BEGIN Source material

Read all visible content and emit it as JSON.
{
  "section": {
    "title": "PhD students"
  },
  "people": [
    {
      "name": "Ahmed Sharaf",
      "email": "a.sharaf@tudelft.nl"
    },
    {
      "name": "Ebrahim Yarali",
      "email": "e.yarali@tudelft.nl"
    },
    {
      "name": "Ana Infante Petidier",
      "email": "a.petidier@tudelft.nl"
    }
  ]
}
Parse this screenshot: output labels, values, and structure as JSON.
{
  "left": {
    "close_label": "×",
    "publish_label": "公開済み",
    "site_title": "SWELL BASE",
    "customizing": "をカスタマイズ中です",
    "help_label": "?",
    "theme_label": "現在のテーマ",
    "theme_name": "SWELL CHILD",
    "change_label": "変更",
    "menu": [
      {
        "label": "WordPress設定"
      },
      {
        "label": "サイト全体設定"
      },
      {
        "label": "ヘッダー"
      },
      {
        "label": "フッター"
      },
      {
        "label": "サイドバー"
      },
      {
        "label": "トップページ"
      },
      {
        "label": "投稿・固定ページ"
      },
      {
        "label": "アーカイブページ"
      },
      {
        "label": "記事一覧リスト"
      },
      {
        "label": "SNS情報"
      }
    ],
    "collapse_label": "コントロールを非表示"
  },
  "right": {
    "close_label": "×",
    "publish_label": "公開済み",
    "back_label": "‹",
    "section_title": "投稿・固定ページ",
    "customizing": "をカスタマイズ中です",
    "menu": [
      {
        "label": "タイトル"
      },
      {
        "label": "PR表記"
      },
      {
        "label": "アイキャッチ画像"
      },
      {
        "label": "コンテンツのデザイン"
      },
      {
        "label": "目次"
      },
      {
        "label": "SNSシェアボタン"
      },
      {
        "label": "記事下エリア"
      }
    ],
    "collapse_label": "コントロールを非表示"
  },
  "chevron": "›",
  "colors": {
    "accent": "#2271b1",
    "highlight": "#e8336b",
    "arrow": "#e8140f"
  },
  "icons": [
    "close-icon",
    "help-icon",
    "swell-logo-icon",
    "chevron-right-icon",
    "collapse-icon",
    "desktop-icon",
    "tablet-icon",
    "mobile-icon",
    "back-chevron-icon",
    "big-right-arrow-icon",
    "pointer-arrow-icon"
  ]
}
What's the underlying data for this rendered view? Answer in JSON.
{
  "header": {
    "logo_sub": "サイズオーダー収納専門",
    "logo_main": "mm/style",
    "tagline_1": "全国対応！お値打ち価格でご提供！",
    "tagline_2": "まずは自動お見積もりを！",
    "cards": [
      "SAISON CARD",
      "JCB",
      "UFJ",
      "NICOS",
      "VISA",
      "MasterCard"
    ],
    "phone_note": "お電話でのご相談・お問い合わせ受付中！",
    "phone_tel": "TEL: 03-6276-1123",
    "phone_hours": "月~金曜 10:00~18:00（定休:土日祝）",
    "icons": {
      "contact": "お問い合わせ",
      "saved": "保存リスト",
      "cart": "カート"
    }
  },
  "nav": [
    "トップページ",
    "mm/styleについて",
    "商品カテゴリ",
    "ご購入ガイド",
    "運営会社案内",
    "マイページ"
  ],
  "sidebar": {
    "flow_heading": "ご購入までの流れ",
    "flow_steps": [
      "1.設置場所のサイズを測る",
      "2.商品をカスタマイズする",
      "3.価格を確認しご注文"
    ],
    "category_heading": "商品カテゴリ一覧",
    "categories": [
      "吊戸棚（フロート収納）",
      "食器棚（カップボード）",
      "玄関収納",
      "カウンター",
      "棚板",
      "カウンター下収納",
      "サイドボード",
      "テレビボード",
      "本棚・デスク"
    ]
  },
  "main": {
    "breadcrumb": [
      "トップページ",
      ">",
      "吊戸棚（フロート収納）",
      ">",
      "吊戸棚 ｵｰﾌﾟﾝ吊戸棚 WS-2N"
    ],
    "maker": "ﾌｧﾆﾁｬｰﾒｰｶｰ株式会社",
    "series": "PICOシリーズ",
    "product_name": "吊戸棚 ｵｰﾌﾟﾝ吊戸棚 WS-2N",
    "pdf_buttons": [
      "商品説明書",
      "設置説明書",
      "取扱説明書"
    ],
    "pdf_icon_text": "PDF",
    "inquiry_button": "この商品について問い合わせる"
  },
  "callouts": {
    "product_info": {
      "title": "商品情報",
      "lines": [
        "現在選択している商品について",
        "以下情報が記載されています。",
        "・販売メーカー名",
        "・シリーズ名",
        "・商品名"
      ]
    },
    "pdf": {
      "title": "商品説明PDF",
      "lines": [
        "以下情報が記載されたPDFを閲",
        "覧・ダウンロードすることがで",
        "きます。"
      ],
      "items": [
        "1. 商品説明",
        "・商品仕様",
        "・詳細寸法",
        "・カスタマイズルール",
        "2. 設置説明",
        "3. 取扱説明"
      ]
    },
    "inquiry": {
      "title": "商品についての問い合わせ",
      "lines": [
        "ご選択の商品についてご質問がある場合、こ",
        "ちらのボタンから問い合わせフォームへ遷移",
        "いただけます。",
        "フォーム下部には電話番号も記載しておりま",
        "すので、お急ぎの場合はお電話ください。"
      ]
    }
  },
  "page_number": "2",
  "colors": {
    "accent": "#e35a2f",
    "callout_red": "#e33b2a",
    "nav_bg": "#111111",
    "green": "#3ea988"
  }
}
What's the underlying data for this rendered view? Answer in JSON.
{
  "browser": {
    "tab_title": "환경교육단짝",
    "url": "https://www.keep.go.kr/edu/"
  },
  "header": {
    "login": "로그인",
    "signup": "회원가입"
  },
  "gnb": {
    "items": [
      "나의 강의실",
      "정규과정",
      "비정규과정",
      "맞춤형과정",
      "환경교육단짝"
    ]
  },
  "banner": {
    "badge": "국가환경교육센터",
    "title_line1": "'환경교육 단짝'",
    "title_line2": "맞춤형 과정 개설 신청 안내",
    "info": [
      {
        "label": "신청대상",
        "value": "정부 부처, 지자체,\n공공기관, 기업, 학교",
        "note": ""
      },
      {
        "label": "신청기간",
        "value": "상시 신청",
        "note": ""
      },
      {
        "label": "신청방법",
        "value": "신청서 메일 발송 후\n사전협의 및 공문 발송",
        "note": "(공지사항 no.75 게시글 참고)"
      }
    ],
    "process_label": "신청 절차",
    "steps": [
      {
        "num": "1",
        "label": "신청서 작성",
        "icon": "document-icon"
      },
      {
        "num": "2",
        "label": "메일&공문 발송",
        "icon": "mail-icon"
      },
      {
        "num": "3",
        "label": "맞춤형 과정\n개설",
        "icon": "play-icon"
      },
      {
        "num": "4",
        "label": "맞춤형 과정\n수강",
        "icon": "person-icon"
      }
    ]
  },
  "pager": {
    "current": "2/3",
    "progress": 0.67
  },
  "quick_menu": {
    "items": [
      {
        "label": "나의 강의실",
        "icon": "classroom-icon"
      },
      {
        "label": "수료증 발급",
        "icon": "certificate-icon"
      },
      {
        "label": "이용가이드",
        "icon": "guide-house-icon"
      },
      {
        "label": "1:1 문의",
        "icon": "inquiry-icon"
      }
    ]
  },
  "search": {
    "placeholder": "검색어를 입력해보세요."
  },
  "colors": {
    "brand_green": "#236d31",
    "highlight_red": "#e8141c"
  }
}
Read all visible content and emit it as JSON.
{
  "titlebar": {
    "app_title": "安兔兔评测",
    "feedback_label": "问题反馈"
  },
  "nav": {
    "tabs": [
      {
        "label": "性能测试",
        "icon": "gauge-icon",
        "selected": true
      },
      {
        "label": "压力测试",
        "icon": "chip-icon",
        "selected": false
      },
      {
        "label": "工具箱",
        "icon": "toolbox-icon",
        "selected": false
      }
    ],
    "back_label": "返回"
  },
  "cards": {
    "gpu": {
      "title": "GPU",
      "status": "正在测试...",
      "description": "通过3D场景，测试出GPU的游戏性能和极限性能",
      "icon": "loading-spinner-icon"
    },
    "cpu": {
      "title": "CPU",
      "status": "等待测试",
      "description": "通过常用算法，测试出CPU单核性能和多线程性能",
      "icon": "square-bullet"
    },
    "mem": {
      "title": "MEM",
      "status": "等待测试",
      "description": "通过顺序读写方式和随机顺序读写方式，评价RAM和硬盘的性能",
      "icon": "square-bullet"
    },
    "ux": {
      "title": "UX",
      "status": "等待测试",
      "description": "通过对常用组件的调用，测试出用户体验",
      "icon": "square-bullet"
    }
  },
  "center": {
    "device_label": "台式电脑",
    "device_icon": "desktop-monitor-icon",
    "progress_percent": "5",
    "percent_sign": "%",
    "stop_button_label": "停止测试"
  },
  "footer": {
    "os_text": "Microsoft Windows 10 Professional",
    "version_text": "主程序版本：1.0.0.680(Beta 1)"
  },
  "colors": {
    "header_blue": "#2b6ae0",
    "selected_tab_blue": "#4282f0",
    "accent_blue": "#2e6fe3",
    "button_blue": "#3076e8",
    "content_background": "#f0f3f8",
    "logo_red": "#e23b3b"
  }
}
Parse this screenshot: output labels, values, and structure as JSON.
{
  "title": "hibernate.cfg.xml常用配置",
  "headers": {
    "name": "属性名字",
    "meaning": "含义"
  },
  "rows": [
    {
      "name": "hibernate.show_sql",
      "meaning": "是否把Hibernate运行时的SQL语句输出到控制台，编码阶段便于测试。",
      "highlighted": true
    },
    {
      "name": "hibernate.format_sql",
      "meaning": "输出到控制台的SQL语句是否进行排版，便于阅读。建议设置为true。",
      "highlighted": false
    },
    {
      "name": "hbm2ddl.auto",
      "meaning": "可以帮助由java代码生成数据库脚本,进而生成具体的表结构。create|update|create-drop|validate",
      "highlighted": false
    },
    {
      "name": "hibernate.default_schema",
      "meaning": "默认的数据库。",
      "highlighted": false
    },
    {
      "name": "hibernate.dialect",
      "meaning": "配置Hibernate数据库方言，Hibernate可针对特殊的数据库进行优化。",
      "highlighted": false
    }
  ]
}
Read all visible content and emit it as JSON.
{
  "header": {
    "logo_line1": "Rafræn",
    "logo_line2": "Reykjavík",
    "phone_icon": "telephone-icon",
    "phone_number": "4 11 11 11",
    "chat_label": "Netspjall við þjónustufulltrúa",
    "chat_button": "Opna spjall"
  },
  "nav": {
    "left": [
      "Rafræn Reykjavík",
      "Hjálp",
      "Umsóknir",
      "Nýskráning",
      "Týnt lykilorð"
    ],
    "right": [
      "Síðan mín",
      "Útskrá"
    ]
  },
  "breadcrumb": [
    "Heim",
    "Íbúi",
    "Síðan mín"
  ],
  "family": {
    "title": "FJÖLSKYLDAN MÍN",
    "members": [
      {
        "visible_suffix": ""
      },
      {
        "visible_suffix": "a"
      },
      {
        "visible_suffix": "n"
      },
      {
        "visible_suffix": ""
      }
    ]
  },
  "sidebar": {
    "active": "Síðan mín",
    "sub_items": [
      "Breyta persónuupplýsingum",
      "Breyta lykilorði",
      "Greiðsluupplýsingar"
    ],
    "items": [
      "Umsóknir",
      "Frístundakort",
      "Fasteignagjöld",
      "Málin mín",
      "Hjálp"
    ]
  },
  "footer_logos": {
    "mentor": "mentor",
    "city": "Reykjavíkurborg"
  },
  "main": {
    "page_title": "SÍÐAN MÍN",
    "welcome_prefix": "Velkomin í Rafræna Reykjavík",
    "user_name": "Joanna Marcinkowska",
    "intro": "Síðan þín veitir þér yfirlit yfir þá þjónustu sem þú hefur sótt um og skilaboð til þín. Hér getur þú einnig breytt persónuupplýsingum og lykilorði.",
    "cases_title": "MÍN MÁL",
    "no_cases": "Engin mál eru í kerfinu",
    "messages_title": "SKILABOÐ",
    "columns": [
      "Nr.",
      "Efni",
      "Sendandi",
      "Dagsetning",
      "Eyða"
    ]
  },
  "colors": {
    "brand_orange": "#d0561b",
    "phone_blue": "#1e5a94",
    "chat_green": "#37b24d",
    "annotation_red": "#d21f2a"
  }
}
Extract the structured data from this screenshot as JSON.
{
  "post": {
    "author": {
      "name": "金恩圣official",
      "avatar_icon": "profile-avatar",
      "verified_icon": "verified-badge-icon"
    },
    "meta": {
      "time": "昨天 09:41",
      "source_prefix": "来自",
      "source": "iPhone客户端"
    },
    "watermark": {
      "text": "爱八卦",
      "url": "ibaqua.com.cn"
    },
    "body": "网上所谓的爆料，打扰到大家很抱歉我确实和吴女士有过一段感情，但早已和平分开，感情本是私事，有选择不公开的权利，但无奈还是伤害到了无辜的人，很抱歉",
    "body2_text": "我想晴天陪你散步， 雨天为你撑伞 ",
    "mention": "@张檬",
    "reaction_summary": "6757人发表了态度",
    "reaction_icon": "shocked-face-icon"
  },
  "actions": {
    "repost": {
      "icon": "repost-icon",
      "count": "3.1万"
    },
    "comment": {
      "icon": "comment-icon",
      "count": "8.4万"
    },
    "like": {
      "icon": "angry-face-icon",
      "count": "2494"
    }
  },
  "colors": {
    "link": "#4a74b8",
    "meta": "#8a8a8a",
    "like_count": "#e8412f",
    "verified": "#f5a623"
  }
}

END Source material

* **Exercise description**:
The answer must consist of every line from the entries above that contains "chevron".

* **Exercise output**:
  "chevron": "›",
    "chevron-right-icon",
    "back-chevron-icon",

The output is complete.